=== Action item ===
In the listing below, pick out lines with "this".

# # # #

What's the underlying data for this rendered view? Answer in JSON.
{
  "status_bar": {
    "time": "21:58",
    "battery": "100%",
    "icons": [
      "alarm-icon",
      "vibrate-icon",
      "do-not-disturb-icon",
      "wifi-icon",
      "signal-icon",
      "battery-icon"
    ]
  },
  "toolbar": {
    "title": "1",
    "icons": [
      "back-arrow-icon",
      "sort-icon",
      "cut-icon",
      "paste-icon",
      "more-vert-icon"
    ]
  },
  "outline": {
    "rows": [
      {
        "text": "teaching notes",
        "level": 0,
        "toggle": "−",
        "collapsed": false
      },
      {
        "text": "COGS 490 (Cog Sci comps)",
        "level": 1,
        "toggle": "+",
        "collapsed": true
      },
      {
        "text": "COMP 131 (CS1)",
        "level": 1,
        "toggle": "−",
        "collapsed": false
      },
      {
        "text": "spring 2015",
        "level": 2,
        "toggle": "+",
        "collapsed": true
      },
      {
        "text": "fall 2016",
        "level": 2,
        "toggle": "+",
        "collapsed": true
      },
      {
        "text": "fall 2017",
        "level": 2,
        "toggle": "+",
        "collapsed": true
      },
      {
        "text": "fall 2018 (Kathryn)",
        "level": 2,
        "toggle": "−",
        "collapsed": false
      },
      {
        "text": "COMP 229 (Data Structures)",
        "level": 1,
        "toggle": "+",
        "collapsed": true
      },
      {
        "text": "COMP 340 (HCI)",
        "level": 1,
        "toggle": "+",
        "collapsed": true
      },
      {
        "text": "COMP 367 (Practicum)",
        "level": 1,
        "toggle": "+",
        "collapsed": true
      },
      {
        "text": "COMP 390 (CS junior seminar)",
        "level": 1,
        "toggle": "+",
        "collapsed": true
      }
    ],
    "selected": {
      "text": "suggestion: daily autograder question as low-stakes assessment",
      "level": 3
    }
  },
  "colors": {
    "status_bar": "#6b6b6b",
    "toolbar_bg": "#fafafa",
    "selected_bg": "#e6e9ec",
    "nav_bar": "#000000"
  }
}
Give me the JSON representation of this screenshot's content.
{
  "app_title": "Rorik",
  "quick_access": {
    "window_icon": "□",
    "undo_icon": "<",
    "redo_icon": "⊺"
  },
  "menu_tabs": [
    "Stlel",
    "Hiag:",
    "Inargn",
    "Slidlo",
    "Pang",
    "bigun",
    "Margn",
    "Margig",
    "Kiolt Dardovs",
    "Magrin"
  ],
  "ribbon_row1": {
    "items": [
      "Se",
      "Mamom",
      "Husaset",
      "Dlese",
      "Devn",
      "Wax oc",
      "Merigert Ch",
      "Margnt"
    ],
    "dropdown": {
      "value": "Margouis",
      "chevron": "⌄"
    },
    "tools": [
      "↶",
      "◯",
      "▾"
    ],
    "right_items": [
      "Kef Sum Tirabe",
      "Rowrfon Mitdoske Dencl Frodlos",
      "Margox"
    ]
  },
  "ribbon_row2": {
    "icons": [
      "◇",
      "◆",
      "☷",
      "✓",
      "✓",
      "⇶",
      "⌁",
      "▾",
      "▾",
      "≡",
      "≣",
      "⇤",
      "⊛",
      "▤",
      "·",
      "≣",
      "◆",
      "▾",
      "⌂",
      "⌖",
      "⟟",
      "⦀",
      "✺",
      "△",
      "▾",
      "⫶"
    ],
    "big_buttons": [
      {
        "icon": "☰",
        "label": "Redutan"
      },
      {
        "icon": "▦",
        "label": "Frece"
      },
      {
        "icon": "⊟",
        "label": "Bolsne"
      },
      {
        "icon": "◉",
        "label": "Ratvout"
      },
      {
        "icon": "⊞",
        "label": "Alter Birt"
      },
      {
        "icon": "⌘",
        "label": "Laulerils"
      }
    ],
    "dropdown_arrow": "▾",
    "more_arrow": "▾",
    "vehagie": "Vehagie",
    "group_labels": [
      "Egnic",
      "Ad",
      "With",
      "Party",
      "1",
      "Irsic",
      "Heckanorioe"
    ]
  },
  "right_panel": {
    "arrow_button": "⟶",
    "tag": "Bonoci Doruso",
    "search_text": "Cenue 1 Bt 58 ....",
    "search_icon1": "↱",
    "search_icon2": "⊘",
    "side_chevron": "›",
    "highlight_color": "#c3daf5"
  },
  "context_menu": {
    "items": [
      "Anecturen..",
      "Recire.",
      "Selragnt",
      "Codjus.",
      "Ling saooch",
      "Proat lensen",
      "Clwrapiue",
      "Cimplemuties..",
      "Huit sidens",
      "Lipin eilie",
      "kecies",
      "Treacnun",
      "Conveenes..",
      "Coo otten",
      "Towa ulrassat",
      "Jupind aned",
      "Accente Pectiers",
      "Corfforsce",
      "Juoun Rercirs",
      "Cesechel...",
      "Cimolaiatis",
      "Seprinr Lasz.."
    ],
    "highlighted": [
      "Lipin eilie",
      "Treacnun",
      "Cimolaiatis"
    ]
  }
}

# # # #

=== Written response ===
What's the underlying data for this rendered view? Answer in JSON.
Give me the JSON representation of this screenshot's content.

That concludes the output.